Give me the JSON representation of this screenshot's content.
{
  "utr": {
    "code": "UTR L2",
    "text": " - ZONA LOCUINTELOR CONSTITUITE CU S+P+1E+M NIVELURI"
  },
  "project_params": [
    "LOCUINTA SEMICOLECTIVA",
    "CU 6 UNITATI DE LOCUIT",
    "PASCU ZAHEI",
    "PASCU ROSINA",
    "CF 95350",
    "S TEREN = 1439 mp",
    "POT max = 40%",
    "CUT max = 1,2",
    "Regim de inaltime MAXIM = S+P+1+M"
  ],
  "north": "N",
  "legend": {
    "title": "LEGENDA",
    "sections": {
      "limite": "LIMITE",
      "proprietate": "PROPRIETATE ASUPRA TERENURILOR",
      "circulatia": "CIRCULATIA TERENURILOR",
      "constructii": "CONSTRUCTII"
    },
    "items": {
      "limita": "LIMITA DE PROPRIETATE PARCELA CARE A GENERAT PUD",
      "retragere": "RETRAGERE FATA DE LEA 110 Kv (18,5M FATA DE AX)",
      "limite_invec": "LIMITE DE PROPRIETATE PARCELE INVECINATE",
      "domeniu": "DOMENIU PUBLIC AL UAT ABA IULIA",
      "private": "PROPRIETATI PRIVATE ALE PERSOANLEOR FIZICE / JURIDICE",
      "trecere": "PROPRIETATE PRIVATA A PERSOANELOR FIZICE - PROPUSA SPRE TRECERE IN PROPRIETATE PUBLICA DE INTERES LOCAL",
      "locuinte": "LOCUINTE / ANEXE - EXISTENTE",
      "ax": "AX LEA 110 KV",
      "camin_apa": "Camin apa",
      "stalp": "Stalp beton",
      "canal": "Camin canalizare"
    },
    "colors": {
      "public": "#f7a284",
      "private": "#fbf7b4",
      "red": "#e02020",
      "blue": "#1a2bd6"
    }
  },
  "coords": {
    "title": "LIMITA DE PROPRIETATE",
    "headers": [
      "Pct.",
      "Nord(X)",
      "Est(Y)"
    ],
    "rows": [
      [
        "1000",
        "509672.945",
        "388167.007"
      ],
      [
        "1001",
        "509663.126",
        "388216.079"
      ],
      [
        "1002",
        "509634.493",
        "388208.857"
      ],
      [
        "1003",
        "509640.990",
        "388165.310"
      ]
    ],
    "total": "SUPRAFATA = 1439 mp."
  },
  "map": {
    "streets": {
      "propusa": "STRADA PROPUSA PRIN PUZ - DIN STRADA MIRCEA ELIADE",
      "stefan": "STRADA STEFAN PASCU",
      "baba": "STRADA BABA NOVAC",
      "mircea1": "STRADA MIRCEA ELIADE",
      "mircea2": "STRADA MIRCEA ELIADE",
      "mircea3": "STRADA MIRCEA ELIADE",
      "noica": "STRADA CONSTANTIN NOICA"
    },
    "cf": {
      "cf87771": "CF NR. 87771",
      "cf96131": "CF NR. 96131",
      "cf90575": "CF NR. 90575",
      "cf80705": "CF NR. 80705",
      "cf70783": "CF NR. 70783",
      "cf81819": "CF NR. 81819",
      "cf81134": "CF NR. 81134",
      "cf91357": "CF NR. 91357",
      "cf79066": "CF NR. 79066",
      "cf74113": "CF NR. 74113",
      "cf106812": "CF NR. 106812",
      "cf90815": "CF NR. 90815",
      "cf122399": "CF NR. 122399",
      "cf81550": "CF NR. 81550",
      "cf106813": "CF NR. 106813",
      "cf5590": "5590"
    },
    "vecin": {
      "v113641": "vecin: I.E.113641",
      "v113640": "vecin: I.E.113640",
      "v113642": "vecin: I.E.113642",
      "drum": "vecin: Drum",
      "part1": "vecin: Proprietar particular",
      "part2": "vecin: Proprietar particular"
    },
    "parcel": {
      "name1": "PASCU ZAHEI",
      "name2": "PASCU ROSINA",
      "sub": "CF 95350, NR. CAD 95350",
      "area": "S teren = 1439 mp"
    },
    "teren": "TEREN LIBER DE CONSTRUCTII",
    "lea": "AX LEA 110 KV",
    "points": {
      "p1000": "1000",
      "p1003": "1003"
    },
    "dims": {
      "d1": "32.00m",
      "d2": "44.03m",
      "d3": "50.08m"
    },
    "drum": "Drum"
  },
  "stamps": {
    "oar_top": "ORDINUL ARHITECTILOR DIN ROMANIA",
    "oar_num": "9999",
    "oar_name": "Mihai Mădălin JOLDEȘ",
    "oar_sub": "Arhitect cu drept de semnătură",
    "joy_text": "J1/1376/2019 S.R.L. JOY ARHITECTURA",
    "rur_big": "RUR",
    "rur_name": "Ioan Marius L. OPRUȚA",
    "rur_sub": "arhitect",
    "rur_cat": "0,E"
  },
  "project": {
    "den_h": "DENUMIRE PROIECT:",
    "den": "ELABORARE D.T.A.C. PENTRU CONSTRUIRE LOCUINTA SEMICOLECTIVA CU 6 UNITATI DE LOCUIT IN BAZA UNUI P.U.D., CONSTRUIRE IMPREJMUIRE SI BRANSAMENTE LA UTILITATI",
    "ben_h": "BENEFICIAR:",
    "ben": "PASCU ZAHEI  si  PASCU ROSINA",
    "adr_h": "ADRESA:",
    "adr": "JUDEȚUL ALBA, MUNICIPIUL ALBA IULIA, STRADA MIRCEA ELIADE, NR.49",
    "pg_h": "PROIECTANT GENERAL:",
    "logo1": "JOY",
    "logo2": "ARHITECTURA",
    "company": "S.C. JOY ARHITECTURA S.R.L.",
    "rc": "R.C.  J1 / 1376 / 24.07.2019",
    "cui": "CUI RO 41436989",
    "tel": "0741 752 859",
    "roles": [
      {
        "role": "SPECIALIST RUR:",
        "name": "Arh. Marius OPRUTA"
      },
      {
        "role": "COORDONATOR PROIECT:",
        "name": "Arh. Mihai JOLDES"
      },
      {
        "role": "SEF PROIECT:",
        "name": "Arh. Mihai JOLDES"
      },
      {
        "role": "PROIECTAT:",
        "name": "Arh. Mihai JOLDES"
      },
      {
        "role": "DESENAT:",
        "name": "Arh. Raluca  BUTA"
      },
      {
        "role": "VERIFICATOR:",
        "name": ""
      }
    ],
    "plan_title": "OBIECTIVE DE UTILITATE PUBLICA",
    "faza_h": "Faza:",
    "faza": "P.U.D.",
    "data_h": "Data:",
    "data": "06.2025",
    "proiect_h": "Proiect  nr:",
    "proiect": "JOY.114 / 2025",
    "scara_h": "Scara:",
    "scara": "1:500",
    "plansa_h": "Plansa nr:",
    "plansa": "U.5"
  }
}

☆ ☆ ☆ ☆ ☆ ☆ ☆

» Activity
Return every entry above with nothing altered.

» Solution
Give me the JSON representation of this screenshot's content.
{
  "utr": {
    "code": "UTR L2",
    "text": " - ZONA LOCUINTELOR CONSTITUITE CU S+P+1E+M NIVELURI"
  },
  "project_params": [
    "LOCUINTA SEMICOLECTIVA",
    "CU 6 UNITATI DE LOCUIT",
    "PASCU ZAHEI",
    "PASCU ROSINA",
    "CF 95350",
    "S TEREN = 1439 mp",
    "POT max = 40%",
    "CUT max = 1,2",
    "Regim de inaltime MAXIM = S+P+1+M"
  ],
  "north": "N",
  "legend": {
    "title": "LEGENDA",
    "sections": {
      "limite": "LIMITE",
      "proprietate": "PROPRIETATE ASUPRA TERENURILOR",
      "circulatia": "CIRCULATIA TERENURILOR",
      "constructii": "CONSTRUCTII"
    },
    "items": {
      "limita": "LIMITA DE PROPRIETATE PARCELA CARE A GENERAT PUD",
      "retragere": "RETRAGERE FATA DE LEA 110 Kv (18,5M FATA DE AX)",
      "limite_invec": "LIMITE DE PROPRIETATE PARCELE INVECINATE",
      "domeniu": "DOMENIU PUBLIC AL UAT ABA IULIA",
      "private": "PROPRIETATI PRIVATE ALE PERSOANLEOR FIZICE / JURIDICE",
      "trecere": "PROPRIETATE PRIVATA A PERSOANELOR FIZICE - PROPUSA SPRE TRECERE IN PROPRIETATE PUBLICA DE INTERES LOCAL",
      "locuinte": "LOCUINTE / ANEXE - EXISTENTE",
      "ax": "AX LEA 110 KV",
      "camin_apa": "Camin apa",
      "stalp": "Stalp beton",
      "canal": "Camin canalizare"
    },
    "colors": {
      "public": "#f7a284",
      "private": "#fbf7b4",
      "red": "#e02020",
      "blue": "#1a2bd6"
    }
  },
  "coords": {
    "title": "LIMITA DE PROPRIETATE",
    "headers": [
      "Pct.",
      "Nord(X)",
      "Est(Y)"
    ],
    "rows": [
      [
        "1000",
        "509672.945",
        "388167.007"
      ],
      [
        "1001",
        "509663.126",
        "388216.079"
      ],
      [
        "1002",
        "509634.493",
        "388208.857"
      ],
      [
        "1003",
        "509640.990",
        "388165.310"
      ]
    ],
    "total": "SUPRAFATA = 1439 mp."
  },
  "map": {
    "streets": {
      "propusa": "STRADA PROPUSA PRIN PUZ - DIN STRADA MIRCEA ELIADE",
      "stefan": "STRADA STEFAN PASCU",
      "baba": "STRADA BABA NOVAC",
      "mircea1": "STRADA MIRCEA ELIADE",
      "mircea2": "STRADA MIRCEA ELIADE",
      "mircea3": "STRADA MIRCEA ELIADE",
      "noica": "STRADA CONSTANTIN NOICA"
    },
    "cf": {
      "cf87771": "CF NR. 87771",
      "cf96131": "CF NR. 96131",
      "cf90575": "CF NR. 90575",
      "cf80705": "CF NR. 80705",
      "cf70783": "CF NR. 70783",
      "cf81819": "CF NR. 81819",
      "cf81134": "CF NR. 81134",
      "cf91357": "CF NR. 91357",
      "cf79066": "CF NR. 79066",
      "cf74113": "CF NR. 74113",
      "cf106812": "CF NR. 106812",
      "cf90815": "CF NR. 90815",
      "cf122399": "CF NR. 122399",
      "cf81550": "CF NR. 81550",
      "cf106813": "CF NR. 106813",
      "cf5590": "5590"
    },
    "vecin": {
      "v113641": "vecin: I.E.113641",
      "v113640": "vecin: I.E.113640",
      "v113642": "vecin: I.E.113642",
      "drum": "vecin: Drum",
      "part1": "vecin: Proprietar particular",
      "part2": "vecin: Proprietar particular"
    },
    "parcel": {
      "name1": "PASCU ZAHEI",
      "name2": "PASCU ROSINA",
      "sub": "CF 95350, NR. CAD 95350",
      "area": "S teren = 1439 mp"
    },
    "teren": "TEREN LIBER DE CONSTRUCTII",
    "lea": "AX LEA 110 KV",
    "points": {
      "p1000": "1000",
      "p1003": "1003"
    },
    "dims": {
      "d1": "32.00m",
      "d2": "44.03m",
      "d3": "50.08m"
    },
    "drum": "Drum"
  },
  "stamps": {
    "oar_top": "ORDINUL ARHITECTILOR DIN ROMANIA",
    "oar_num": "9999",
    "oar_name": "Mihai Mădălin JOLDEȘ",
    "oar_sub": "Arhitect cu drept de semnătură",
    "joy_text": "J1/1376/2019 S.R.L. JOY ARHITECTURA",
    "rur_big": "RUR",
    "rur_name": "Ioan Marius L. OPRUȚA",
    "rur_sub": "arhitect",
    "rur_cat": "0,E"
  },
  "project": {
    "den_h": "DENUMIRE PROIECT:",
    "den": "ELABORARE D.T.A.C. PENTRU CONSTRUIRE LOCUINTA SEMICOLECTIVA CU 6 UNITATI DE LOCUIT IN BAZA UNUI P.U.D., CONSTRUIRE IMPREJMUIRE SI BRANSAMENTE LA UTILITATI",
    "ben_h": "BENEFICIAR:",
    "ben": "PASCU ZAHEI  si  PASCU ROSINA",
    "adr_h": "ADRESA:",
    "adr": "JUDEȚUL ALBA, MUNICIPIUL ALBA IULIA, STRADA MIRCEA ELIADE, NR.49",
    "pg_h": "PROIECTANT GENERAL:",
    "logo1": "JOY",
    "logo2": "ARHITECTURA",
    "company": "S.C. JOY ARHITECTURA S.R.L.",
    "rc": "R.C.  J1 / 1376 / 24.07.2019",
    "cui": "CUI RO 41436989",
    "tel": "0741 752 859",
    "roles": [
      {
        "role": "SPECIALIST RUR:",
        "name": "Arh. Marius OPRUTA"
      },
      {
        "role": "COORDONATOR PROIECT:",
        "name": "Arh. Mihai JOLDES"
      },
      {
        "role": "SEF PROIECT:",
        "name": "Arh. Mihai JOLDES"
      },
      {
        "role": "PROIECTAT:",
        "name": "Arh. Mihai JOLDES"
      },
      {
        "role": "DESENAT:",
        "name": "Arh. Raluca  BUTA"
      },
      {
        "role": "VERIFICATOR:",
        "name": ""
      }
    ],
    "plan_title": "OBIECTIVE DE UTILITATE PUBLICA",
    "faza_h": "Faza:",
    "faza": "P.U.D.",
    "data_h": "Data:",
    "data": "06.2025",
    "proiect_h": "Proiect  nr:",
    "proiect": "JOY.114 / 2025",
    "scara_h": "Scara:",
    "scara": "1:500",
    "plansa_h": "Plansa nr:",
    "plansa": "U.5"
  }
}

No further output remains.